(Data for this exercise)
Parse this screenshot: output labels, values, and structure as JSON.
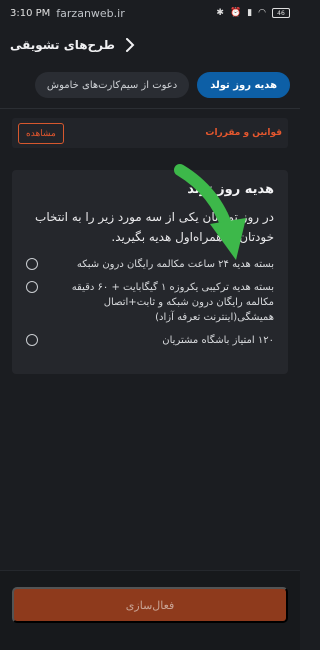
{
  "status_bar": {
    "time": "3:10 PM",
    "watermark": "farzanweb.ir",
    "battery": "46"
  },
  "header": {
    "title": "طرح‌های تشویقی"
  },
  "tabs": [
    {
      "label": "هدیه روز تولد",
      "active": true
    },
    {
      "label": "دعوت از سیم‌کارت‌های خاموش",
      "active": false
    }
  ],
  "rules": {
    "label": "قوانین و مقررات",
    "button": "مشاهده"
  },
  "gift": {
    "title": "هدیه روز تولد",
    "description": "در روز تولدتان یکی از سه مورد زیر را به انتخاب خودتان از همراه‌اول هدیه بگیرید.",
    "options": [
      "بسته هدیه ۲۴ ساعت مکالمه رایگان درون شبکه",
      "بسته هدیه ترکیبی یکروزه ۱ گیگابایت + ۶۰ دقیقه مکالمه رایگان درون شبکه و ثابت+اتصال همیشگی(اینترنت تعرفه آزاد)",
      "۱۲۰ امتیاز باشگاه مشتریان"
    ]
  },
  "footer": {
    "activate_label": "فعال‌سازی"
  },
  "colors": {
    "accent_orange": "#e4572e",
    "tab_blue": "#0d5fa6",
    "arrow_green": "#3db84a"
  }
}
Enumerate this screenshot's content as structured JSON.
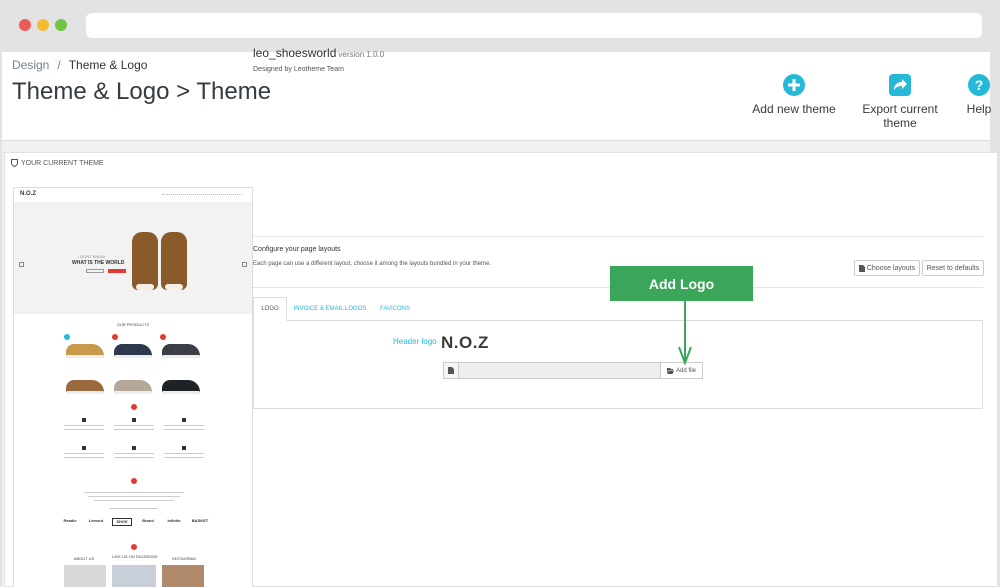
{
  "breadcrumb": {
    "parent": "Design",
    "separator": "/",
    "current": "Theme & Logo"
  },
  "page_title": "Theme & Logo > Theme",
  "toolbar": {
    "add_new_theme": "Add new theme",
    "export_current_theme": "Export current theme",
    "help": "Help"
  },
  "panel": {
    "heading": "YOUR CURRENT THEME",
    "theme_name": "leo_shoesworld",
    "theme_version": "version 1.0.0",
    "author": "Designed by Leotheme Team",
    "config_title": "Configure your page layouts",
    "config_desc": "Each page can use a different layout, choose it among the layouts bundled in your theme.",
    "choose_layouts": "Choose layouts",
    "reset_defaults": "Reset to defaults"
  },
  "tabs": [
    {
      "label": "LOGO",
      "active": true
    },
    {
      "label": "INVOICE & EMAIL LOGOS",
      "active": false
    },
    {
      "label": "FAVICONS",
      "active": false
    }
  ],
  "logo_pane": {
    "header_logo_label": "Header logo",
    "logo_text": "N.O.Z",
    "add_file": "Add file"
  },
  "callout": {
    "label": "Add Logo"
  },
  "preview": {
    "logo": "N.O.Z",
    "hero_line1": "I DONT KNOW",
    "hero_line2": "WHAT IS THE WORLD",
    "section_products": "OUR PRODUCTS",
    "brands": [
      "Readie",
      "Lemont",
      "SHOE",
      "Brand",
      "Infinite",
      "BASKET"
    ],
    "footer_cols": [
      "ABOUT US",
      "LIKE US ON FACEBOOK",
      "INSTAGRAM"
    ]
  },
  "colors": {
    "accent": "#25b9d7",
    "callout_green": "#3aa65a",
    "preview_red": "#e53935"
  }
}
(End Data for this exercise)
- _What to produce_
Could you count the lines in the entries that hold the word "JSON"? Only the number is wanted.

- _Answer to this task_
2